I’m supposed to be preparing a presentation for my Thesis defense next week, but instead I got sucked into AHL hockey statistics.
I don’t even know if what I put together could be considered as legitimate statistics, but I’ve been curious (and impatient, I suppose) to see how the post-NHL lockout was going to affect the AHL. Some teams were more affected than others (Charlotte, for example, lost four forwards, two defensemen and a goaltender, all of whom played a major role in the Checkers success during the first half of the season). Oklahoma City lost their entire top line and top-scoring defensemen. Two former Barons are now serving as Alternate Captains for the Edmonton Oilers. Other teams were affected in a less significant way, and have not seen a significant change in their roster.
Most AHL teams have played between 8-10 games since NHL camps began a few weeks ago. I went through the schedule, and made a list of the western conference teams overall record, their record over the last ten post-lockout games, and the final ten games the teams played prior to the end of the lockout.
If there is interest, I’ll put together the stats for the Eastern conference team, but honestly since the Checkers only play Norfolk, I was less interested in how the east has been affected.
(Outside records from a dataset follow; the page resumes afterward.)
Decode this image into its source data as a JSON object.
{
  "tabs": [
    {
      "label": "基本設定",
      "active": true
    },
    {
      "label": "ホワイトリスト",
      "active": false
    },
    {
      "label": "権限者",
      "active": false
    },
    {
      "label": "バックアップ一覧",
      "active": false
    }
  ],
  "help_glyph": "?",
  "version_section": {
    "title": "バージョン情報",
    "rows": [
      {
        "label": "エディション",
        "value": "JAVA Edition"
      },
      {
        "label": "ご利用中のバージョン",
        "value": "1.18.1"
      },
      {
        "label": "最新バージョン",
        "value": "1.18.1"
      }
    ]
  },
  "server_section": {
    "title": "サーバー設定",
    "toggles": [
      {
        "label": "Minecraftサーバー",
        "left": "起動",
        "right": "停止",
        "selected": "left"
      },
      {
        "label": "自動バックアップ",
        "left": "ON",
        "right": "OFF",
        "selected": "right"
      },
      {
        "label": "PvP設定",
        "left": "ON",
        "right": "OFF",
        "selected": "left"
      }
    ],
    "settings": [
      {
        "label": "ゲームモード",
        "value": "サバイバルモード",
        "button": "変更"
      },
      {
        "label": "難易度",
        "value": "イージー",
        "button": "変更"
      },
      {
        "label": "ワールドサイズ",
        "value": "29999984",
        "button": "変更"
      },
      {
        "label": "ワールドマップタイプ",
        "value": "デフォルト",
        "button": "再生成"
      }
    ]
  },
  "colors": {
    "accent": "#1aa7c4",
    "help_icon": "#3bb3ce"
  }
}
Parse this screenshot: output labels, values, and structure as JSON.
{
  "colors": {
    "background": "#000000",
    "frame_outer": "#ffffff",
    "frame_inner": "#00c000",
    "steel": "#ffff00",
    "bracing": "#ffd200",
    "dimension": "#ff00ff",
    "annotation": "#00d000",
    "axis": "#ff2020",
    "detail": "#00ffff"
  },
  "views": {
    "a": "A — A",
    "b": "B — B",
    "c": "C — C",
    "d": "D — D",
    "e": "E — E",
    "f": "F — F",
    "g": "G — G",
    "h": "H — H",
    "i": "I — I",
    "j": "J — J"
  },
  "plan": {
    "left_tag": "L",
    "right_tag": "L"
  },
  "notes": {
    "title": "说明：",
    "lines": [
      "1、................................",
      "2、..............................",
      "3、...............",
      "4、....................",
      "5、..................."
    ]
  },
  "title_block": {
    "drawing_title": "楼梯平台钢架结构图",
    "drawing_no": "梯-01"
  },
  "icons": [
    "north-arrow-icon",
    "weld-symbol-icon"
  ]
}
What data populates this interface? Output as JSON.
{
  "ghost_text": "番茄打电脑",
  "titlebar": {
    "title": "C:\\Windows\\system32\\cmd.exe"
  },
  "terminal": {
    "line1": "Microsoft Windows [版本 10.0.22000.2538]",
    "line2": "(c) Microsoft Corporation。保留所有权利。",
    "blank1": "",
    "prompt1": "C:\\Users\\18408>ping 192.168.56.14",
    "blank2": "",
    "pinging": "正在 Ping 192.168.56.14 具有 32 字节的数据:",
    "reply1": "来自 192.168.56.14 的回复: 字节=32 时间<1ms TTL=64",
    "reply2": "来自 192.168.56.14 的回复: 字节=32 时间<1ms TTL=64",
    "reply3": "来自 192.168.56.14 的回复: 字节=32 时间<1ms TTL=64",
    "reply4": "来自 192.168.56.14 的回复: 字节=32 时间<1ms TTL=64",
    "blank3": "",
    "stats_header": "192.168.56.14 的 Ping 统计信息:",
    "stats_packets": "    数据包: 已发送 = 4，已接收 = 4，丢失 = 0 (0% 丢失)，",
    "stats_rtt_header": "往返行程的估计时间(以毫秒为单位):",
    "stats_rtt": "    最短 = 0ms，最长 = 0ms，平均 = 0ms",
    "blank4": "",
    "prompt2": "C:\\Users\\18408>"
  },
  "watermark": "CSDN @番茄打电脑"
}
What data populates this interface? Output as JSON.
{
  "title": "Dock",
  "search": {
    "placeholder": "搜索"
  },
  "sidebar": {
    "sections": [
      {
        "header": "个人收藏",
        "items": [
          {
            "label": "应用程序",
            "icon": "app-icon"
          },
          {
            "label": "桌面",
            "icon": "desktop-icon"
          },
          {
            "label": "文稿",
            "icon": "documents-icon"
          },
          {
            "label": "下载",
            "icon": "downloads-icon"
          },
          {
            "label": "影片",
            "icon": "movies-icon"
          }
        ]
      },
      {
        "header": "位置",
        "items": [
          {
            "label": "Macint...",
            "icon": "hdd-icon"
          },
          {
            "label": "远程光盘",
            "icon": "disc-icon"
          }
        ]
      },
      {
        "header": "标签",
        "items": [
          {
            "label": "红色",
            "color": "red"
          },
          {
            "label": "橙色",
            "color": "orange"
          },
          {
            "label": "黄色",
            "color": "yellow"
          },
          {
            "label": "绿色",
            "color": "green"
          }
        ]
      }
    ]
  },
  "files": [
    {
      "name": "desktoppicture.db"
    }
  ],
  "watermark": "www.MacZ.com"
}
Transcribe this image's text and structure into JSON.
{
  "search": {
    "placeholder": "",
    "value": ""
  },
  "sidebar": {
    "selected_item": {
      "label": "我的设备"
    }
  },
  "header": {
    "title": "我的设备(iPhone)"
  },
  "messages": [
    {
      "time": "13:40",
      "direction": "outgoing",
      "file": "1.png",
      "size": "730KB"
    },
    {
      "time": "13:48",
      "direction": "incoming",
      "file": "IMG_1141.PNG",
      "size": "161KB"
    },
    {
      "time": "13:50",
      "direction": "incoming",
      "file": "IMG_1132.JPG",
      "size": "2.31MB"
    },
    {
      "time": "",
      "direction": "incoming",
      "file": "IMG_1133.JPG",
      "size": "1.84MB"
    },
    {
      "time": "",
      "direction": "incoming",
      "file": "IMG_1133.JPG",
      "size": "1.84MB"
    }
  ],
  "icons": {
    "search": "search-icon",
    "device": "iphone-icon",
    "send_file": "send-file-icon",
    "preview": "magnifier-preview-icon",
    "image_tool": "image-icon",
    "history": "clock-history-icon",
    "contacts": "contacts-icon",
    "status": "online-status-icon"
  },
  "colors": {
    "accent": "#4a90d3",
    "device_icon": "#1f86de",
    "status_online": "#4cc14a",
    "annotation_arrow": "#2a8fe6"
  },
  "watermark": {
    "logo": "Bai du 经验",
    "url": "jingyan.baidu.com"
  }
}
Obviously, a ten game sample is not hugely significant during a 76 game season, however I think it does show a glimpse of how teams were performing prior to the end of the lockout, and the beginning of what to expect now that AHL squads are re-establishing themselves with new players, and handling the loss of guys like Charlotte’s Zac Dalpe, Drayson Bowman, Bobby Sanguinetti, Dan Ellis and others.
Western Conference Team Records (and Norfolk, because Charlotte plays them frequently)
|Previous 10||Post-lockout 10||Season||Date last 10 began|
So… a few observations. Hamilton was terrible before, and continues to be. (And since they released Mike Commodore from his PTO, I feel certain they will stink even more! #Bitter). Oklahoma City’s record has begun to plummet, rather rapidly, but that’s not a surprise after losing Jordan Eberle, Ryan Nugent-Hopkins, Taylor Hall, Justin Schultz and Yann Danis, though as of today, Danis has cleared waivers and been returned to the Barons. The Checkers, surprisingly, have had a better month of January than they did prior to losing nearly all of their top-scoring forwards and defensemen to the Hurricanes.
The Texas Stars are on a tear, and share the top spot in the league with Binghamton. Charlotte is close behind them and sits third overall in the league.
Milwaukee has struggled this month, as have Grand Rapids and Toronto, at least compared with their December records.
So… what do you think all of this means? Can anything be gleaned from these recent AHL records? What do you think will be the key for the Checkers as the season continues?